>>

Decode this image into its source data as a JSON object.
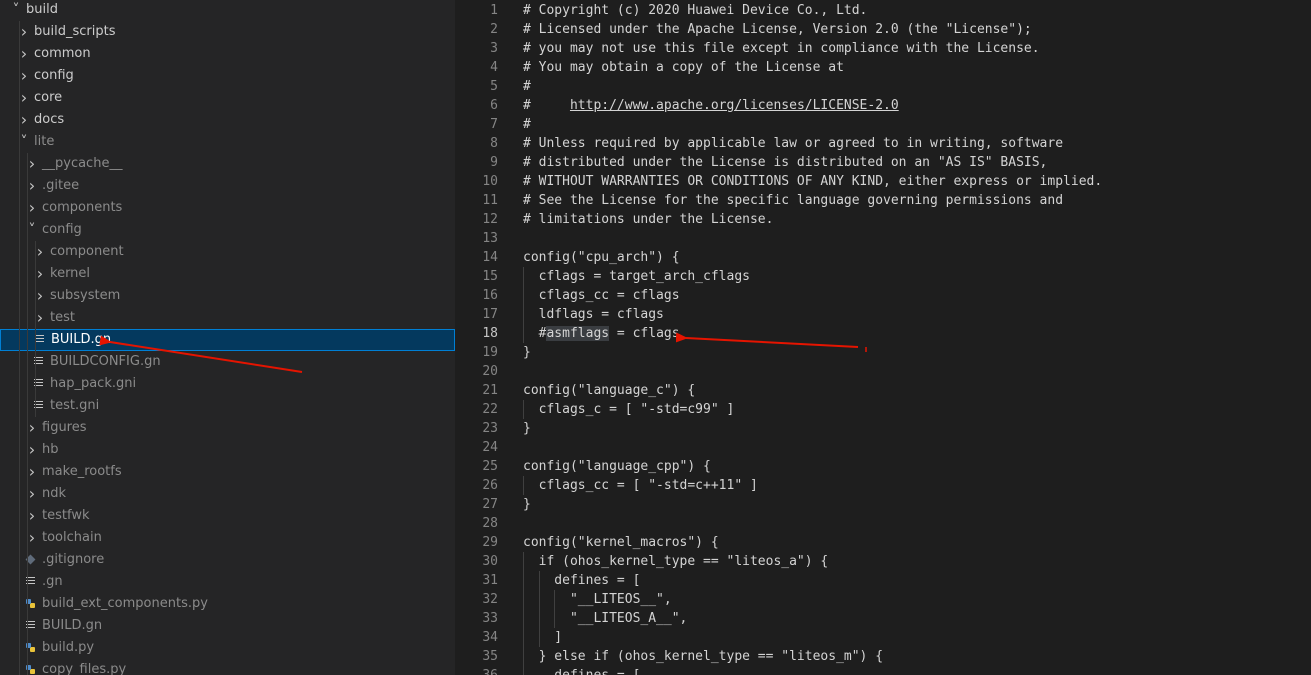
{
  "explorer": {
    "items": [
      {
        "label": "build",
        "kind": "folder",
        "open": true,
        "depth": 0
      },
      {
        "label": "build_scripts",
        "kind": "folder",
        "open": false,
        "depth": 1
      },
      {
        "label": "common",
        "kind": "folder",
        "open": false,
        "depth": 1
      },
      {
        "label": "config",
        "kind": "folder",
        "open": false,
        "depth": 1
      },
      {
        "label": "core",
        "kind": "folder",
        "open": false,
        "depth": 1
      },
      {
        "label": "docs",
        "kind": "folder",
        "open": false,
        "depth": 1
      },
      {
        "label": "lite",
        "kind": "folder",
        "open": true,
        "depth": 1,
        "dim": true
      },
      {
        "label": "__pycache__",
        "kind": "folder",
        "open": false,
        "depth": 2,
        "dim": true
      },
      {
        "label": ".gitee",
        "kind": "folder",
        "open": false,
        "depth": 2,
        "dim": true
      },
      {
        "label": "components",
        "kind": "folder",
        "open": false,
        "depth": 2,
        "dim": true
      },
      {
        "label": "config",
        "kind": "folder",
        "open": true,
        "depth": 2,
        "dim": true
      },
      {
        "label": "component",
        "kind": "folder",
        "open": false,
        "depth": 3,
        "dim": true
      },
      {
        "label": "kernel",
        "kind": "folder",
        "open": false,
        "depth": 3,
        "dim": true
      },
      {
        "label": "subsystem",
        "kind": "folder",
        "open": false,
        "depth": 3,
        "dim": true
      },
      {
        "label": "test",
        "kind": "folder",
        "open": false,
        "depth": 3,
        "dim": true
      },
      {
        "label": "BUILD.gn",
        "kind": "file-lines",
        "depth": 3,
        "selected": true
      },
      {
        "label": "BUILDCONFIG.gn",
        "kind": "file-lines",
        "depth": 3,
        "dim": true
      },
      {
        "label": "hap_pack.gni",
        "kind": "file-lines",
        "depth": 3,
        "dim": true
      },
      {
        "label": "test.gni",
        "kind": "file-lines",
        "depth": 3,
        "dim": true
      },
      {
        "label": "figures",
        "kind": "folder",
        "open": false,
        "depth": 2,
        "dim": true
      },
      {
        "label": "hb",
        "kind": "folder",
        "open": false,
        "depth": 2,
        "dim": true
      },
      {
        "label": "make_rootfs",
        "kind": "folder",
        "open": false,
        "depth": 2,
        "dim": true
      },
      {
        "label": "ndk",
        "kind": "folder",
        "open": false,
        "depth": 2,
        "dim": true
      },
      {
        "label": "testfwk",
        "kind": "folder",
        "open": false,
        "depth": 2,
        "dim": true
      },
      {
        "label": "toolchain",
        "kind": "folder",
        "open": false,
        "depth": 2,
        "dim": true
      },
      {
        "label": ".gitignore",
        "kind": "file-git",
        "depth": 2,
        "dim": true
      },
      {
        "label": ".gn",
        "kind": "file-lines",
        "depth": 2,
        "dim": true
      },
      {
        "label": "build_ext_components.py",
        "kind": "file-py",
        "depth": 2,
        "dim": true
      },
      {
        "label": "BUILD.gn",
        "kind": "file-lines",
        "depth": 2,
        "dim": true
      },
      {
        "label": "build.py",
        "kind": "file-py",
        "depth": 2,
        "dim": true
      },
      {
        "label": "copy_files.py",
        "kind": "file-py",
        "depth": 2,
        "dim": true
      }
    ]
  },
  "editor": {
    "active_line": 18,
    "lines": [
      {
        "n": "1",
        "text": "# Copyright (c) 2020 Huawei Device Co., Ltd."
      },
      {
        "n": "2",
        "text": "# Licensed under the Apache License, Version 2.0 (the \"License\");"
      },
      {
        "n": "3",
        "text": "# you may not use this file except in compliance with the License."
      },
      {
        "n": "4",
        "text": "# You may obtain a copy of the License at"
      },
      {
        "n": "5",
        "text": "#"
      },
      {
        "n": "6",
        "text": "#     ",
        "url": "http://www.apache.org/licenses/LICENSE-2.0"
      },
      {
        "n": "7",
        "text": "#"
      },
      {
        "n": "8",
        "text": "# Unless required by applicable law or agreed to in writing, software"
      },
      {
        "n": "9",
        "text": "# distributed under the License is distributed on an \"AS IS\" BASIS,"
      },
      {
        "n": "10",
        "text": "# WITHOUT WARRANTIES OR CONDITIONS OF ANY KIND, either express or implied."
      },
      {
        "n": "11",
        "text": "# See the License for the specific language governing permissions and"
      },
      {
        "n": "12",
        "text": "# limitations under the License."
      },
      {
        "n": "13",
        "text": ""
      },
      {
        "n": "14",
        "text": "config(\"cpu_arch\") {"
      },
      {
        "n": "15",
        "text": "  cflags = target_arch_cflags"
      },
      {
        "n": "16",
        "text": "  cflags_cc = cflags"
      },
      {
        "n": "17",
        "text": "  ldflags = cflags"
      },
      {
        "n": "18",
        "text": "  #",
        "highlight": "asmflags",
        "after": " = cflags"
      },
      {
        "n": "19",
        "text": "}"
      },
      {
        "n": "20",
        "text": ""
      },
      {
        "n": "21",
        "text": "config(\"language_c\") {"
      },
      {
        "n": "22",
        "text": "  cflags_c = [ \"-std=c99\" ]"
      },
      {
        "n": "23",
        "text": "}"
      },
      {
        "n": "24",
        "text": ""
      },
      {
        "n": "25",
        "text": "config(\"language_cpp\") {"
      },
      {
        "n": "26",
        "text": "  cflags_cc = [ \"-std=c++11\" ]"
      },
      {
        "n": "27",
        "text": "}"
      },
      {
        "n": "28",
        "text": ""
      },
      {
        "n": "29",
        "text": "config(\"kernel_macros\") {"
      },
      {
        "n": "30",
        "text": "  if (ohos_kernel_type == \"liteos_a\") {"
      },
      {
        "n": "31",
        "text": "    defines = ["
      },
      {
        "n": "32",
        "text": "      \"__LITEOS__\","
      },
      {
        "n": "33",
        "text": "      \"__LITEOS_A__\","
      },
      {
        "n": "34",
        "text": "    ]"
      },
      {
        "n": "35",
        "text": "  } else if (ohos_kernel_type == \"liteos_m\") {"
      },
      {
        "n": "36",
        "text": "    defines = ["
      }
    ]
  },
  "colors": {
    "sidebar_bg": "#252526",
    "editor_bg": "#1e1e1e",
    "selection_bg": "#04395e",
    "selection_border": "#007fd4",
    "annotation_arrow": "#e51400"
  }
}
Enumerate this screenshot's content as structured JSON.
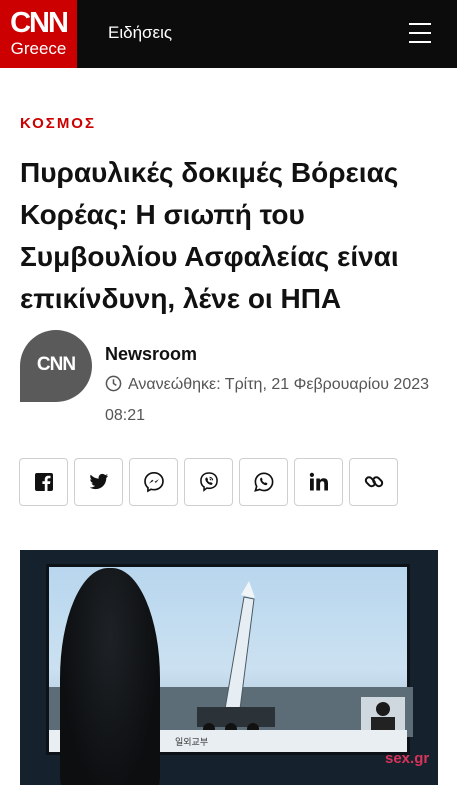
{
  "header": {
    "logo_main": "CNN",
    "logo_sub": "Greece",
    "nav_label": "Ειδήσεις",
    "menu_icon": "hamburger-menu-icon"
  },
  "article": {
    "section": "ΚΟΣΜΟΣ",
    "headline": "Πυραυλικές δοκιμές Βόρειας Κορέας: Η σιωπή του Συμβουλίου Ασφαλείας είναι επικίνδυνη, λένε οι ΗΠΑ",
    "author": "Newsroom",
    "avatar_text": "CNN",
    "updated": "Ανανεώθηκε: Τρίτη, 21 Φεβρουαρίου 2023 08:21"
  },
  "share": {
    "buttons": [
      "facebook-icon",
      "twitter-icon",
      "messenger-icon",
      "viber-icon",
      "whatsapp-icon",
      "linkedin-icon",
      "link-icon"
    ]
  },
  "image": {
    "caption_text": "일외교부",
    "watermark": "sex.gr"
  },
  "colors": {
    "brand_red": "#cc0000",
    "header_bg": "#0c0c0c",
    "text": "#111111"
  }
}
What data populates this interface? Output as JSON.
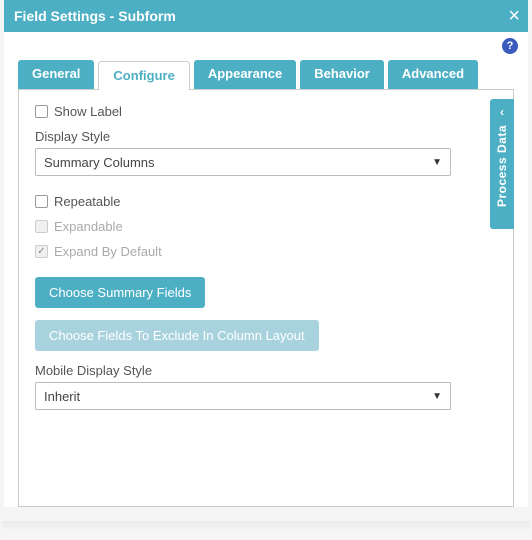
{
  "titlebar": {
    "title": "Field Settings - Subform"
  },
  "tabs": {
    "general": "General",
    "configure": "Configure",
    "appearance": "Appearance",
    "behavior": "Behavior",
    "advanced": "Advanced"
  },
  "side": {
    "label": "Process Data"
  },
  "form": {
    "show_label": "Show Label",
    "display_style_label": "Display Style",
    "display_style_value": "Summary Columns",
    "repeatable": "Repeatable",
    "expandable": "Expandable",
    "expand_default": "Expand By Default",
    "choose_summary": "Choose Summary Fields",
    "choose_exclude": "Choose Fields To Exclude In Column Layout",
    "mobile_label": "Mobile Display Style",
    "mobile_value": "Inherit"
  }
}
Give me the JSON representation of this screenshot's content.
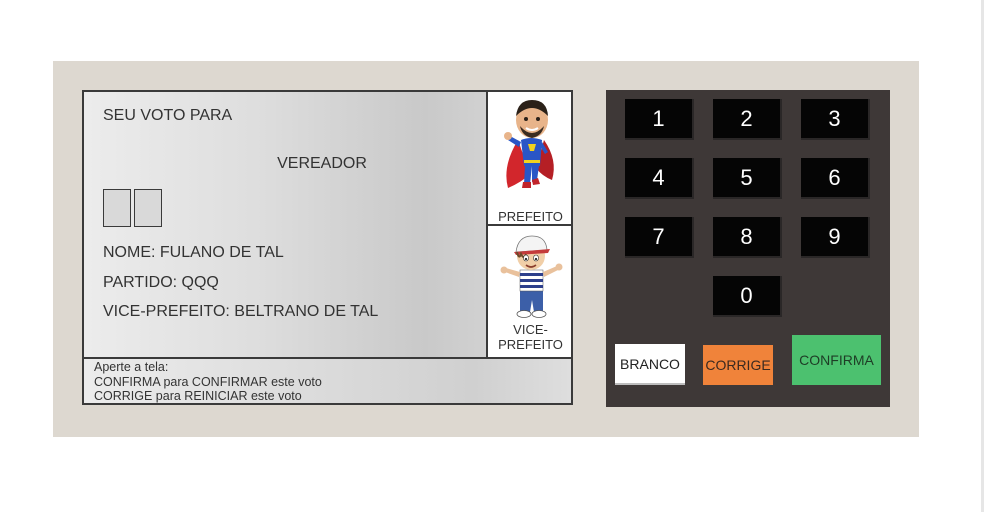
{
  "screen": {
    "seu_voto_para": "SEU VOTO PARA",
    "cargo": "VEREADOR",
    "nome": "NOME: FULANO DE TAL",
    "partido": "PARTIDO: QQQ",
    "vice_prefeito": "VICE-PREFEITO: BELTRANO DE TAL",
    "candidates": {
      "prefeito_label": "PREFEITO",
      "vice_label_line1": "VICE-",
      "vice_label_line2": "PREFEITO"
    },
    "footer": {
      "line1": "Aperte a tela:",
      "line2": "CONFIRMA para CONFIRMAR este voto",
      "line3": "CORRIGE para REINICIAR este voto"
    }
  },
  "keypad": {
    "keys": [
      "1",
      "2",
      "3",
      "4",
      "5",
      "6",
      "7",
      "8",
      "9",
      "0"
    ],
    "branco": "BRANCO",
    "corrige": "CORRIGE",
    "confirma": "CONFIRMA"
  },
  "colors": {
    "corrige": "#f0833a",
    "confirma": "#4cc16f",
    "branco": "#ffffff",
    "keypad_background": "#3e3837"
  }
}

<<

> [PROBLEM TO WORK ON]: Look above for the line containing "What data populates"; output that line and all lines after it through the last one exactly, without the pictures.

> [ANSWER BELOW]:
What data populates this interface? Output as JSON.
{
  "titlebar": {
    "title": "Field Settings - Subform"
  },
  "tabs": {
    "general": "General",
    "configure": "Configure",
    "appearance": "Appearance",
    "behavior": "Behavior",
    "advanced": "Advanced"
  },
  "side": {
    "label": "Process Data"
  },
  "form": {
    "show_label": "Show Label",
    "display_style_label": "Display Style",
    "display_style_value": "Summary Columns",
    "repeatable": "Repeatable",
    "expandable": "Expandable",
    "expand_default": "Expand By Default",
    "choose_summary": "Choose Summary Fields",
    "choose_exclude": "Choose Fields To Exclude In Column Layout",
    "mobile_label": "Mobile Display Style",
    "mobile_value": "Inherit"
  }
}
Give me the JSON representation of this screenshot's content.
{
  "screen": {
    "seu_voto_para": "SEU VOTO PARA",
    "cargo": "VEREADOR",
    "nome": "NOME: FULANO DE TAL",
    "partido": "PARTIDO: QQQ",
    "vice_prefeito": "VICE-PREFEITO: BELTRANO DE TAL",
    "candidates": {
      "prefeito_label": "PREFEITO",
      "vice_label_line1": "VICE-",
      "vice_label_line2": "PREFEITO"
    },
    "footer": {
      "line1": "Aperte a tela:",
      "line2": "CONFIRMA para CONFIRMAR este voto",
      "line3": "CORRIGE para REINICIAR este voto"
    }
  },
  "keypad": {
    "keys": [
      "1",
      "2",
      "3",
      "4",
      "5",
      "6",
      "7",
      "8",
      "9",
      "0"
    ],
    "branco": "BRANCO",
    "corrige": "CORRIGE",
    "confirma": "CONFIRMA"
  },
  "colors": {
    "corrige": "#f0833a",
    "confirma": "#4cc16f",
    "branco": "#ffffff",
    "keypad_background": "#3e3837"
  }
}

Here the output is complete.